Pope Francis Inauguration: Not Your Average Pontiff
After weeks of inclement weather, the sun parted the clouds over St. Peter’s Square in Rome early Tuesday morning, just in time for Pope Francis of Argentina to take center stage at a party fit for a king. The Vatican was in full pomp and circumstance mode with the Sistine Chapel Choir and the Institute of Sacred Music alternating hymns pumped out over loudspeakers. Cardinals sat on red velvet chairs, dressed in either golden chasubles or purple robes. More than 500 priests in white surplice smocks accompanied by attendants holding yellow and white umbrellas fanned out into the square to give communion to as many of the 200,000 pilgrims who came for the occasion. Even the weather played a role, with partly cloudy skies casting bright beams of sunlight at opportune moments throughout the two-hour celebration, as if divine intervention caused the sun to shine a spotlight on the new pope. But for all the fanfare, there was one overriding message: Francis is not your average pope.
Already dubbed “the people’s pope,” Francis has set a surprising precedent in his papacy for being accessible, simple, and open.
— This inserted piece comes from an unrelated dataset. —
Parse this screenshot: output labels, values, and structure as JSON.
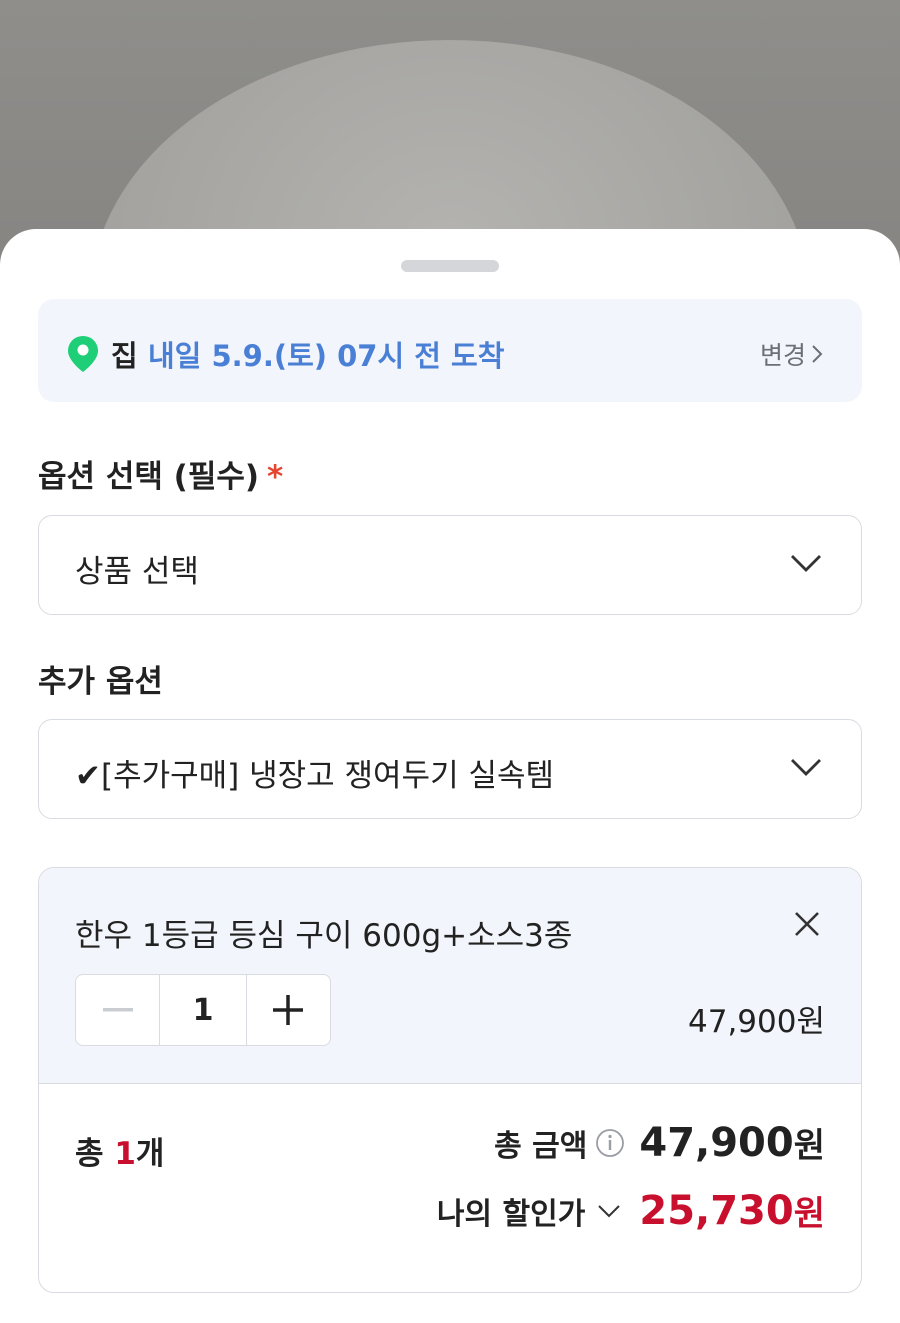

Even before his papal crowning on Tuesday, he had twice-defied his security detail’s better judgment by going on impromptu walkabouts at Roman churches to greet the people. The day after his election, he made his motorcade stop by the modest priests’ house where he had been staying before the conclave to pick up his bags and pay his bill. And on Tuesday, it was easy to see that the faithful, hungry for an all-access pope, love what they see so far. And as he glided through the crowds in an open jeep—stopping once to get out and kiss the head of a disabled man—he seemed much more like a rock star than the conservative leader of the world’s billion-strong Roman Catholic Church.
In just a few appearances since he was elected on March 13, he may have managed to put a far friendlier face forward than his predecessor Benedict XVI, who resigned from the papacy on February 28. But whether the hope and happiness of the moment will last is anyone’s guess. Francis may be friendly, but he’s not likely to be liberal. No one expects him to start handing out condoms in St. Peter’s Square or suddenly ordain women as priests. But there is palpable hope that he will do something to restore faith in his dying church, where membership has been on a steady decline for the last decade. “My faith is renewed already,” said 67-year-old Maria Grazia Ceccarelli, who had come to St. Peter’s Square at 6 a.m. to make sure she got a good seat for the inauguration. “I had lost my faith in recent years because of the troubles of the church, but Francis has already called me back. He is giving me hope.”
Pope Francis kissed the head of a disabled man during his procession.
A hopeful pope is just what the church needs right now. Since Benedict’s election in 2005, there has been a disproportionate amount of bad news for Catholics. Scarred by the horrendous acts of predatory priests and embarrassed by allegations of sexual improprieties ranging from gay priest rings to seminary pedophile camps, Catholics need a dose of good news. Francis has already delivered that.
In his first few public addresses, he has promised to focus attention on the less fortunate, making “a poor church for the poor.” He even adopted the name Francis for St. Francis of Assisi, who famously gave up his family’s wealth to pray with the poor. Pope Francis has also returned to basic jargon, a departure from Benedict’s lofty prose. He is speaking to the people in a language they understand, which is an important asset since one of the most common complaints of Benedict’s reign was that he spoke above the heads of ordinary folks. So far, Francis has reintroduced the devil as the vehicle for evil, and he has managed to speak about complex themes in the most simplistic terms.
In his homily on Sunday, he garnered rapturous applause on several occasions, almost like a politician at a stump speech to party faithful. His message was clear, not coded. He spoke of being a protector of the weak, no doubt eyeing the dignitaries from 132 countries who had come to celebrate his inauguration. “Please, I would like to ask all those who have positions of responsibility in economic, political, and social life, and all men and women of goodwill: let us be “protectors” of creation, protectors of God’s plan inscribed in nature, protectors of one another and of the environment.” No one was left wondering what he meant.
Francis will have a few more weeks of good news as he celebrates his first Holy Week beginning this weekend with Palm Sunday and ending on Easter—which is traditionally a high point for the church anyway as millions of pilgrims descend on Rome to celebrate one of Catholicism’s most important holidays. The first real test of his papacy will come later, when he chooses his Curia cohorts, essentially the cabinet of cardinals and high ranking prelates who will run the Vatican for him. At the top of the papal agenda is likely reviewing a two-volume investigatory report Benedict commissioned last year and received shortly before retiring, which is believed to outline the church’s financial corruption scandals and salacious sex crimes. If Francis uses that as a roadmap to set a new agenda for the church and clean house by appointing reformers, no doubt he will be able to turn the hope he has created into something tangible for the future of the church. If he doesn’t, then the honeymoon will soon be over.